Nobody had chosen this painting to write about. I had an idea, but it was risky for me. I’ll explain why.
For any aspiring writers reading this, I can’t emphasize enough that you need to practice writing constantly. Stop reading my nonsense and start writing some of your own. Each one of these blog posts is writing practice for me. But sometimes I get my writing solicited by others rather than just inflicting it upon you readers. One such recent request came from scenic Skokie, Illinois for an exhibit at their public library.
The challenge was to choose a painting which will be displayed in the library and write a short story or poem about it. I chose this picture.
I have successfully recovered from my bout with cellulitis. Not that any of you care. I can count on one hand the cards, letters, boxes of candy, flowers, cash, gift cards, etc. that I received, and I don’t have to use any fingers or even my hand. Fortunately, as I recovered from the cellulitis, I developed a case of plantar fasciitis so that I can still have something to complain about.
If you are not familiar with plantar fasciitis, it’s quite painful. But sometimes, from pain comes amazing art. However, in this case, I wrote a poem. More accurately, it is free verse, because I was too lazy to rhyme. Before you click to continue reading my new creation, I should warn you that the two people I have read this to have been at a loss for words upon hearing it, and not necessarily in a good way.
I was going to warn you that you may not find this blog post humorous, but I am sure that regular readers are used to that by now. I had planned to enter a poetry contest, but decided against it. Great story, right? The contest was sponsored by Rattle.com, and while I didn’t enter their contest, I did submit my poem to them for publication consideration. Pretty smart, huh? I can still be rejected while saving money in the process.
So that you, the reader, can feel like you’re part of the rejection process, I will share with you my poem below. It’s titled “I Did Not Win The Masters.” Now you can read it and pass judgement on it, too.
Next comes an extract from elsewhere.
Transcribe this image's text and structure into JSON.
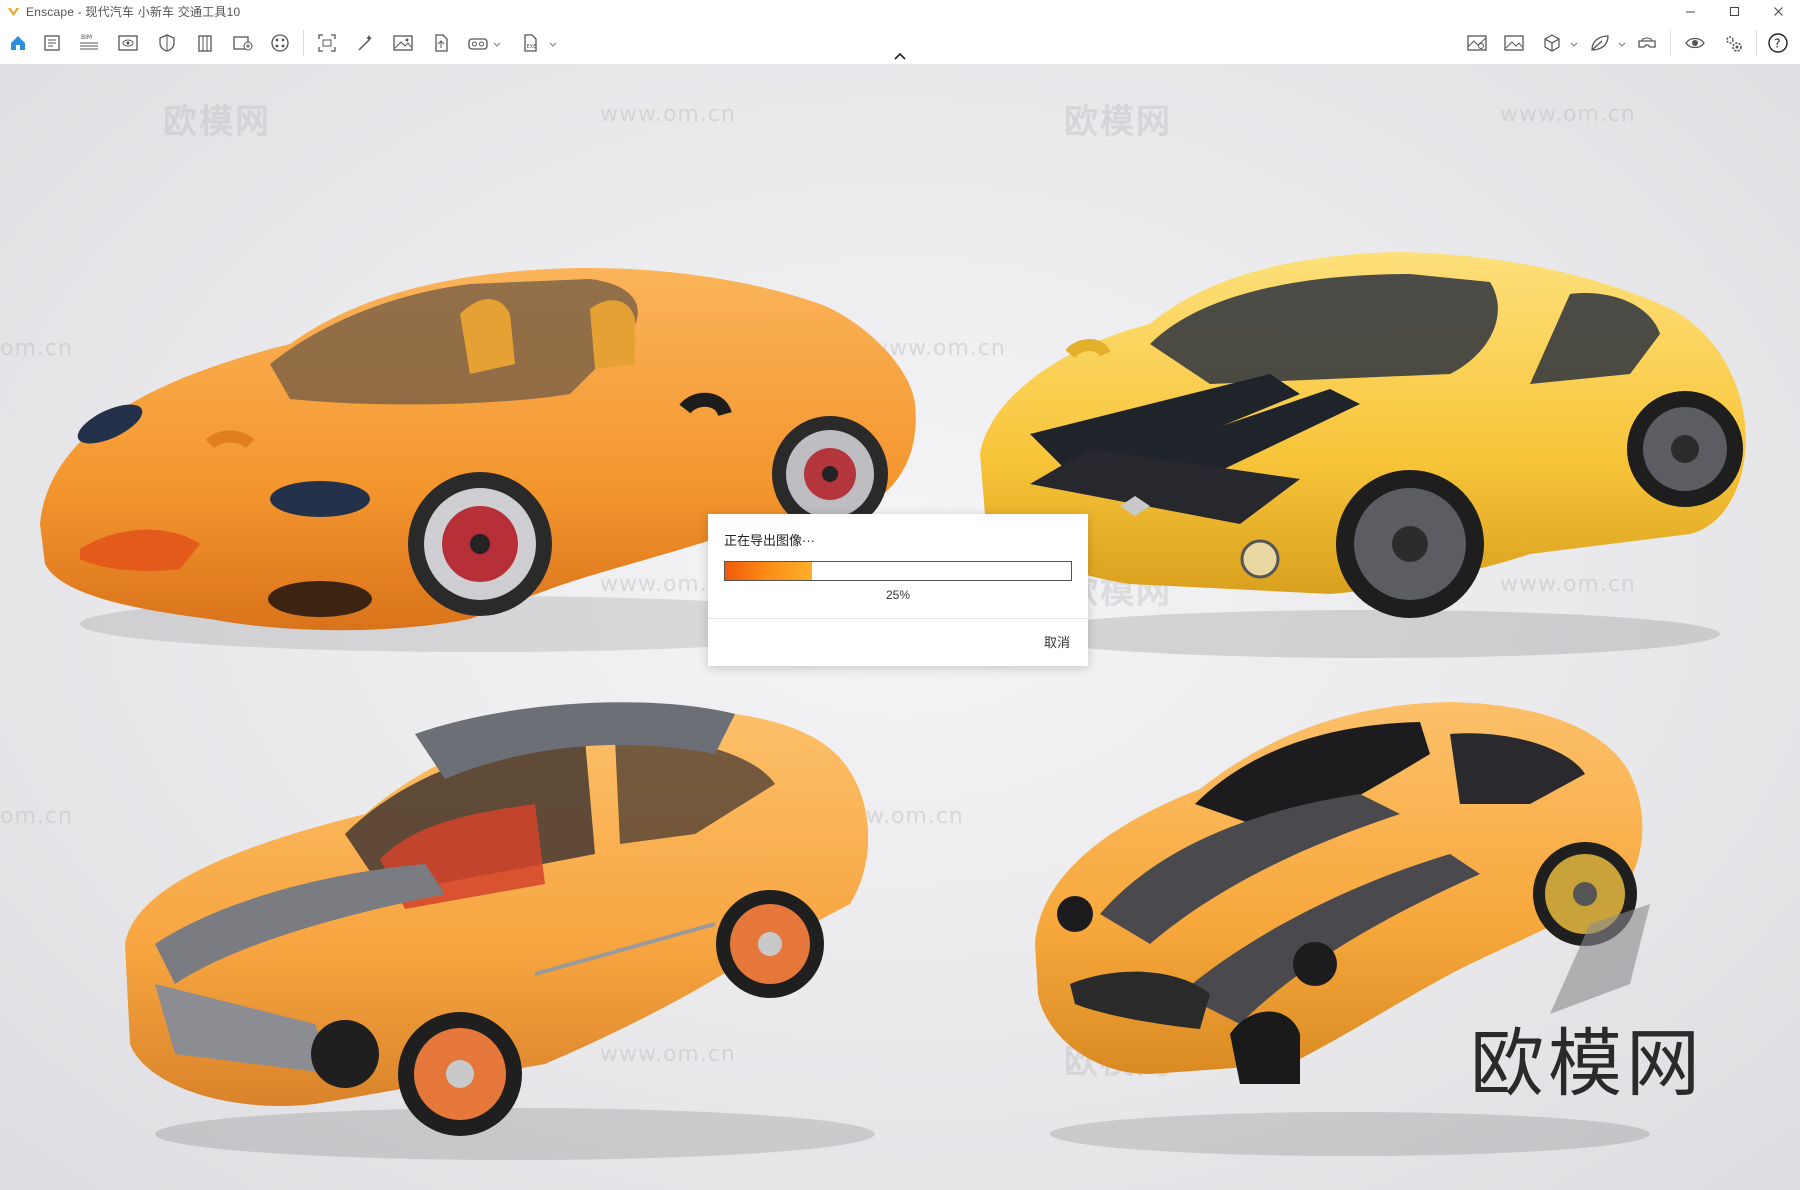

On the third day of my Twelve Days of Blogging, I’m going to offer you a rerun with new content. I hadn’t planned on dredging up this poem from 2017 filled with my winter ire. And I’m not talking about winter irie, which is a good thing.
Yah, mon. I wish everyone an Irie Xmas in Jamaica.
The reason I resurrected the poem is that I’m spitting-venom mad at winter. As someone who suffers from seasonal depression due to lack of light, I always happily celebrate the Winter Solstice. The days are getting longer now. Except this solstice pissed me off. I expected to wake up this morning to an early dawn. Nope, Still dark and cloudy.
And speaking of cloudy, I missed seeing the Jupiter-Saturn celestial convergence. If we had a clear night sky, I am sure I would have been one of many gathered on the local sled hill gazing at the heavens to see this once-in-a-lifetime astronomical event. Nope. Nothing but clouds. And I had this joke all ready to spring on my neighbors …
I was in a rhyming, but bad mood about Trump knowing about Russian bounties on American soldiers’ heads as I walked this morning. The only thing that kept me from screaming was that I was also picking berries as I walked. Anyway, here it is …
The poem is a pic, so feel free to save and share.
This is the worst day of the year for me. It is because of how short the amount of daylight is today. I know, tomorrow on the Winter Solstice is actually shorter when it comes to daylight, but that is a day when I can celebrate that henceforth the days will start to lengthen until that damn Summer Solstice. So today I weep, gnash my teeth, rend my garments asunder (really a bad idea when it is cold out), and am generally a sullen mess. The bottom line is that nobody can tell the difference in me from a typical day. However, it has been sunny today, so that has helped my mood. Before the sun got off its lazy ass and rose this morning, I was already out briskly walking while I wrote this poem about the dearth of daylight today.